Assignment:
Here are some records; quote them exactly, leaving out the pictures.

··· Material provided

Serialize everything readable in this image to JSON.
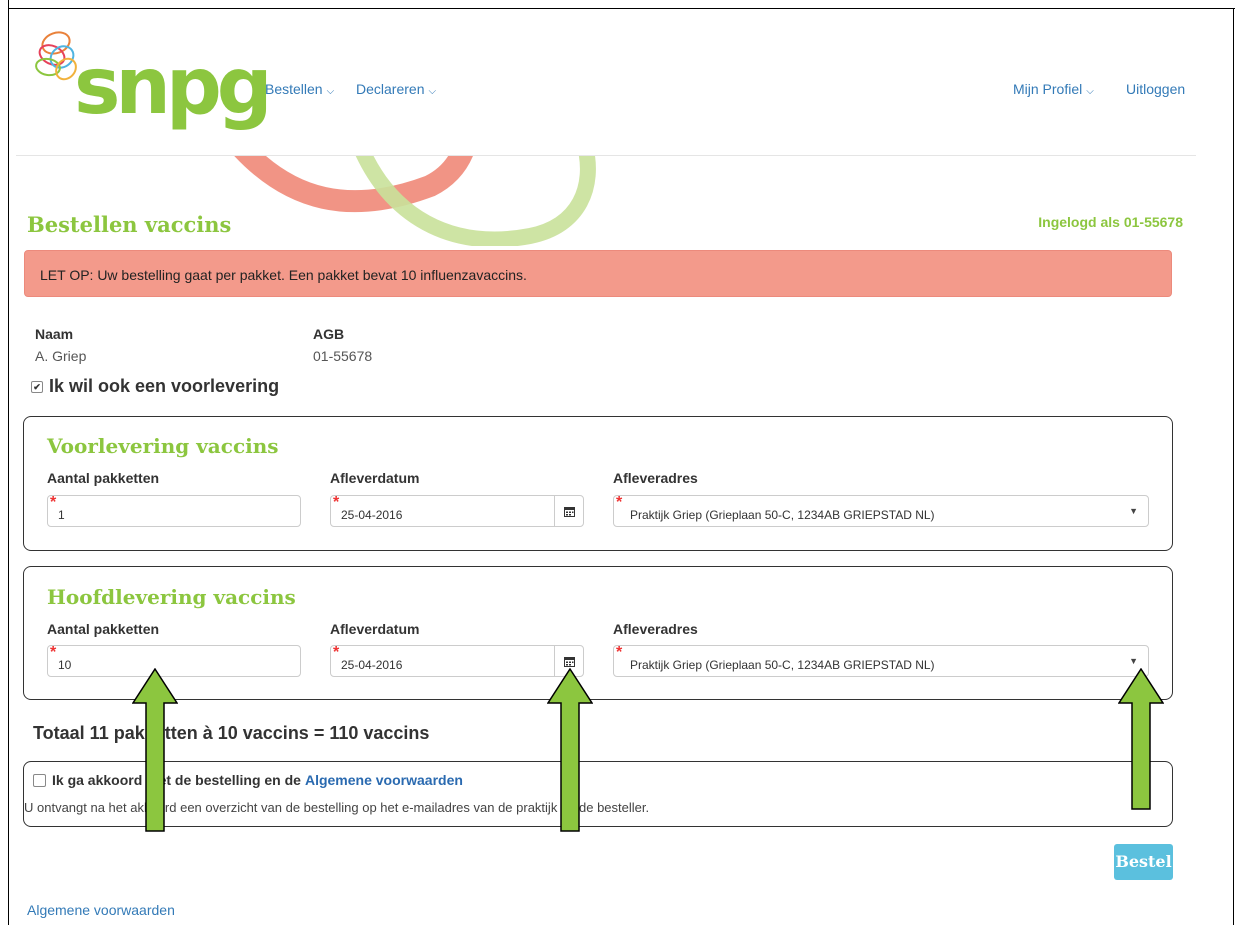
{
  "brand": {
    "logo_text": "snpg",
    "green": "#8cc63f",
    "link_blue": "#337ab7"
  },
  "nav": {
    "left": [
      {
        "label": "Bestellen",
        "icon": "chevron-down-icon"
      },
      {
        "label": "Declareren",
        "icon": "chevron-down-icon"
      }
    ],
    "right": [
      {
        "label": "Mijn Profiel",
        "icon": "chevron-down-icon"
      },
      {
        "label": "Uitloggen"
      }
    ]
  },
  "page": {
    "title": "Bestellen vaccins",
    "logged_in": "Ingelogd als 01-55678",
    "alert": "LET OP: Uw bestelling gaat per pakket. Een pakket bevat 10 influenzavaccins."
  },
  "customer": {
    "name_label": "Naam",
    "name_value": "A. Griep",
    "agb_label": "AGB",
    "agb_value": "01-55678"
  },
  "pre_delivery_checkbox": {
    "label": "Ik wil ook een voorlevering",
    "checked": true,
    "mark": "✔"
  },
  "pre_delivery": {
    "title": "Voorlevering vaccins",
    "qty_label": "Aantal pakketten",
    "qty_value": "1",
    "date_label": "Afleverdatum",
    "date_value": "25-04-2016",
    "address_label": "Afleveradres",
    "address_value": "Praktijk Griep (Grieplaan 50-C, 1234AB GRIEPSTAD NL)",
    "required_mark": "*",
    "calendar_icon": "calendar-icon"
  },
  "main_delivery": {
    "title": "Hoofdlevering vaccins",
    "qty_label": "Aantal pakketten",
    "qty_value": "10",
    "date_label": "Afleverdatum",
    "date_value": "25-04-2016",
    "address_label": "Afleveradres",
    "address_value": "Praktijk Griep (Grieplaan 50-C, 1234AB GRIEPSTAD NL)",
    "required_mark": "*",
    "calendar_icon": "calendar-icon"
  },
  "total": "Totaal 11 pakketten à 10 vaccins = 110 vaccins",
  "agreement": {
    "label": "Ik ga akkoord met de bestelling en de",
    "link": "Algemene voorwaarden",
    "info": "U ontvangt na het akkoord een overzicht van de bestelling op het e-mailadres van de praktijk en de besteller.",
    "checked": false
  },
  "submit_label": "Bestel",
  "footer_link": "Algemene voorwaarden",
  "annotation_arrow_color": "#8cc63f"
}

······

Exercise response:
Serialize everything readable in this image to JSON.
{
  "brand": {
    "logo_text": "snpg",
    "green": "#8cc63f",
    "link_blue": "#337ab7"
  },
  "nav": {
    "left": [
      {
        "label": "Bestellen",
        "icon": "chevron-down-icon"
      },
      {
        "label": "Declareren",
        "icon": "chevron-down-icon"
      }
    ],
    "right": [
      {
        "label": "Mijn Profiel",
        "icon": "chevron-down-icon"
      },
      {
        "label": "Uitloggen"
      }
    ]
  },
  "page": {
    "title": "Bestellen vaccins",
    "logged_in": "Ingelogd als 01-55678",
    "alert": "LET OP: Uw bestelling gaat per pakket. Een pakket bevat 10 influenzavaccins."
  },
  "customer": {
    "name_label": "Naam",
    "name_value": "A. Griep",
    "agb_label": "AGB",
    "agb_value": "01-55678"
  },
  "pre_delivery_checkbox": {
    "label": "Ik wil ook een voorlevering",
    "checked": true,
    "mark": "✔"
  },
  "pre_delivery": {
    "title": "Voorlevering vaccins",
    "qty_label": "Aantal pakketten",
    "qty_value": "1",
    "date_label": "Afleverdatum",
    "date_value": "25-04-2016",
    "address_label": "Afleveradres",
    "address_value": "Praktijk Griep (Grieplaan 50-C, 1234AB GRIEPSTAD NL)",
    "required_mark": "*",
    "calendar_icon": "calendar-icon"
  },
  "main_delivery": {
    "title": "Hoofdlevering vaccins",
    "qty_label": "Aantal pakketten",
    "qty_value": "10",
    "date_label": "Afleverdatum",
    "date_value": "25-04-2016",
    "address_label": "Afleveradres",
    "address_value": "Praktijk Griep (Grieplaan 50-C, 1234AB GRIEPSTAD NL)",
    "required_mark": "*",
    "calendar_icon": "calendar-icon"
  },
  "total": "Totaal 11 pakketten à 10 vaccins = 110 vaccins",
  "agreement": {
    "label": "Ik ga akkoord met de bestelling en de",
    "link": "Algemene voorwaarden",
    "info": "U ontvangt na het akkoord een overzicht van de bestelling op het e-mailadres van de praktijk en de besteller.",
    "checked": false
  },
  "submit_label": "Bestel",
  "footer_link": "Algemene voorwaarden",
  "annotation_arrow_color": "#8cc63f"
}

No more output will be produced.